Natalie Thomas, staff writer
March 24, 2011 — Alexandre Bilodeau instantly became a Canadian icon on February 14, 2010, when he became the first ever Canadian to win an Olympic gold medal on home soil. Since then, he has continued to succeed on the world stage. The Weather Network spoke with Alex about growing up in Canada, helping the environment and what he remembers about the weather during the Vancouver Olympics.
So tell me, where did you spend most of your childhood?
I grew up in Rosemère, Quebec and lived there until I was 18. Every weekend my family and I went to St. Sauveur to ski. Now I live in Montreal.
What stands out to you about growing up there?
Rosemère is a nice, quiet suburb of Montreal. It was a great place to grow up.
A lot of Canadians say that the weather is often different now than what they remember growing up. Is that the case for you too?
It seems like there is less snow now than when I grew up building snow castles in my backyard.
We know that you enjoy mogul skiing, but what were your other favourite summer and winter activities?
In summer, roller hockey. And in winter, skiing (of course!) and hockey.
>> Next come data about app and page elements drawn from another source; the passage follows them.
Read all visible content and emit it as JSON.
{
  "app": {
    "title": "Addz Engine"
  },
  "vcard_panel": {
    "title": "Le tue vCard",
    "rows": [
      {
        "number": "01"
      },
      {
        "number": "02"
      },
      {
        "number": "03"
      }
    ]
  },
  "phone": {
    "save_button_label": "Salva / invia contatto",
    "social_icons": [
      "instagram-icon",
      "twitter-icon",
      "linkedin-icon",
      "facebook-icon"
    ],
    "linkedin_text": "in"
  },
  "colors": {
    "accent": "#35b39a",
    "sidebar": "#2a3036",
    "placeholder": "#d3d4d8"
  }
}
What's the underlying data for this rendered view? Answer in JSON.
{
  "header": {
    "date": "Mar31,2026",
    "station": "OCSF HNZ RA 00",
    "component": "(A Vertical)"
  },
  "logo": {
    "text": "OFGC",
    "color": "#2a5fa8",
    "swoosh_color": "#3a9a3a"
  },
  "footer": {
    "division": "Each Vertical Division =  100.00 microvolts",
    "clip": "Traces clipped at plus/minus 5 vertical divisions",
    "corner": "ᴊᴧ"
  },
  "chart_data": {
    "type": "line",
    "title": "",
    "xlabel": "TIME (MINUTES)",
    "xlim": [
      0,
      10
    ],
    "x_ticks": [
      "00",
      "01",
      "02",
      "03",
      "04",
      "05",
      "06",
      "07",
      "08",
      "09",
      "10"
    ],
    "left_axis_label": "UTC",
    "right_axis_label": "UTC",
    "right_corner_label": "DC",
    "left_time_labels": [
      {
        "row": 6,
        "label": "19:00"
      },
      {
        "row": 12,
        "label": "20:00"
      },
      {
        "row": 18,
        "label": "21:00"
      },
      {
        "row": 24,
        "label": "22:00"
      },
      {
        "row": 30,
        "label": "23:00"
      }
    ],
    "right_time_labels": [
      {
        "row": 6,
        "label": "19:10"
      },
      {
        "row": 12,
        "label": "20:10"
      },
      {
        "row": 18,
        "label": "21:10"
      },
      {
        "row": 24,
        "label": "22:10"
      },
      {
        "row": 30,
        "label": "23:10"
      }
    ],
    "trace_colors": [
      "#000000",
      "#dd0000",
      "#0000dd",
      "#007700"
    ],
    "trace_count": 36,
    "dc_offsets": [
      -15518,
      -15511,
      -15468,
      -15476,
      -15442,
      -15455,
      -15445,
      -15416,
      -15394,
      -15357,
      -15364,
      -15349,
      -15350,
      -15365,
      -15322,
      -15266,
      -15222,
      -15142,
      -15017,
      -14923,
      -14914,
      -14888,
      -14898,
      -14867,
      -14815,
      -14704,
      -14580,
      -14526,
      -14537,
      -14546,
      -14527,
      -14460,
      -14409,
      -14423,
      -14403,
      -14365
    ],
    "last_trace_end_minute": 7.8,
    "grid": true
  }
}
How does the weather where you live now compare to where you grew up? Do you find there is a difference?
Pretty much the same, I'm very close to where I grew up.
Finish this sentence for us: “You might be in Canada if…”
…you wear a toque and you love skiing, hockey and poutine!
Tell us, what is something “Canadian” you'd want to export to the rest of the world?
The kindness of Canadians. I have been overwhelmed by how nice Canadians are and I really notice it when I come home after travelling abroad.
What do you do personally to contribute to a ‘green’ lifestyle?
I recycle and am careful about how I use electricity and water.
If you could do something radical or extreme to benefit the environment, what would it be?
Stop the waste of fresh water.
For most Canadians, the ski season comes to an end with the arrival of summer. How does your training routine change during each of the four seasons?
It doesn't actually change that much because I can ski almost year-round on glaciers around the world. During the summer and fall I train at Blackcomb, in Argentina and in Switzerland. In the winter and spring I compete around North America, Asia and Europe.
Describe the ideal weather conditions you'd want to experience when competing in a moguls skiing race.
A good firm (but not icy) base, with a foot of fresh and dry snow on top.
The weather was a big topic of conversation here in Canada and around the world during the Vancouver Winter Olympics. What do you remember most about the conditions?
Pretty warm conditions, and pouring rain for the women's moguls event at Cypress. But then it got beautifully sunny for a lot of the Games. Couldn't ask too much more from Vancouver, the city of rain.
With files from Lyndsay Morrison